Welcome back, Mr Speaker. As part of our commitment to a seven-day NHS, we want all patients to be able to make routine appointments at their GP surgeries in the evenings and at weekends, and 2,500 out of 8,000 surgeries are currently running schemes to make that possible.
Many working people are asked to phone their GP surgeries very early in the morning to book appointments, but that is not always convenient when they are going about their day-to-day work. Will my right hon. Friend tell me whether priority will be given at weekends to people who are working during the week?
My hon. Friend is absolutely right. That system does not work for people who have to go to work, and we want to make it easier for people to book appointments online or using an app on their phone. We also want to make it easier for people living in rural areas such as his constituency of North Cornwall to have telehealth appointments where appropriate, so that they can see someone without actually having to go to the surgery.
Given the increasing difficulty that members of the public are having in getting an appointment with their GP quickly and at a time that is convenient to them, does the Secretary of State believe that his predecessor was wrong when, as one of his first acts, he scrapped Labour’s 48-hour GP access guarantee?

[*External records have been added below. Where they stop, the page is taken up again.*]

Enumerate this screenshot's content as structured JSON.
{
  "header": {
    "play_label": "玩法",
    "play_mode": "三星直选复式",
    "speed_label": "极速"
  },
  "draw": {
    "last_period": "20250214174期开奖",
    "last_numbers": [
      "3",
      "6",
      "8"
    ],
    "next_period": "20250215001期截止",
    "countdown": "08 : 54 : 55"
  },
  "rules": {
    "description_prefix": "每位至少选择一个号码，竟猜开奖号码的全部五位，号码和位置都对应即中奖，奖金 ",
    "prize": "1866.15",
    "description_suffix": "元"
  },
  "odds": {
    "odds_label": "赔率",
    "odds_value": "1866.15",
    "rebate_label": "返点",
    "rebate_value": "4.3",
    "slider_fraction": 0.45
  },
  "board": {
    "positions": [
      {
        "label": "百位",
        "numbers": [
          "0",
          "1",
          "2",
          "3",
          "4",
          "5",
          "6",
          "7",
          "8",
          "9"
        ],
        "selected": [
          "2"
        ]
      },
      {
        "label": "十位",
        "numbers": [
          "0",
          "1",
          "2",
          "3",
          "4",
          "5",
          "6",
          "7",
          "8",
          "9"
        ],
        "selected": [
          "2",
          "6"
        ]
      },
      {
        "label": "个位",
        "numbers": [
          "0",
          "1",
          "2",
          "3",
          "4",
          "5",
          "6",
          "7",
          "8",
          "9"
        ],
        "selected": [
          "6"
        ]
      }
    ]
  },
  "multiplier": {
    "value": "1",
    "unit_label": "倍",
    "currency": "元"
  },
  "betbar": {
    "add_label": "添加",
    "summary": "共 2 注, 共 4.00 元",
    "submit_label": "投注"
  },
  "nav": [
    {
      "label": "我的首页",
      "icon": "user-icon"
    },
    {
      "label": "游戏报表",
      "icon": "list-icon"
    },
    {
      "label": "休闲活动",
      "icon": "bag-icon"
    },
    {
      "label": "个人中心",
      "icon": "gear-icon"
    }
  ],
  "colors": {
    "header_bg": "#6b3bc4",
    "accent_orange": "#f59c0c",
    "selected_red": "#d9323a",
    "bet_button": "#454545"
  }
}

No I do not, because that had perverse consequences. When that target was in place, the number of people waiting to see a GP increased rather than decreased. In the last Parliament, the number of GPs went up by around 1,600—a 5% increase in the workforce—and we have plans to increase it by 13%, which would be one of the biggest-ever increases in the GP workforce in the history of the NHS, on the back of a strong economy.
The Secretary of State will be aware from personal experience of the excellent work being done by GPs in Herefordshire, who won one of the first seven-day-a-week pilots. Can he assure me that this work will continue to be funded, as it is doing an extraordinarily good job in helping my constituents?
We are very pleased with the progress that is being made in Herefordshire and in many other areas, and we are looking at how to maintain funding for those areas. Already, 16 million people are benefiting from enhanced access to GPs in the evenings and at weekends, and we would not want to see the clock being turned back on that.
Today I received a letter from the chair of Slough’s clinical commissioning group, in which he bemoaned the fact that GP practices were making 95% of patient contacts yet receiving only 8% of the NHS’s resources. He also claimed that there had been a 30% reduction in GP partners’ incomes in the past five years, and said that more and more GPs in Slough were turning to private practice. I have noticed that they are also resisting the creation of new GP practices. What is the Secretary of State doing to ensure that under-doctored areas such as mine get more GPs?
First, may I ask the right hon. Lady to congratulate, on my behalf, GPs in Slough, who have benefited from the Prime Minister’s challenge fund? Alongside a number of other schemes, it has had a significant impact on reducing emergency admissions in her area. The answer to the point she makes is that we are investing an extra £8 billion in the NHS over the course of this Parliament—it is £10 billion when we include the money going in this year. We have said that we want more of that money to go into general practice, to reverse the historical underfunding of general practice, which I completely agree needs to be reversed.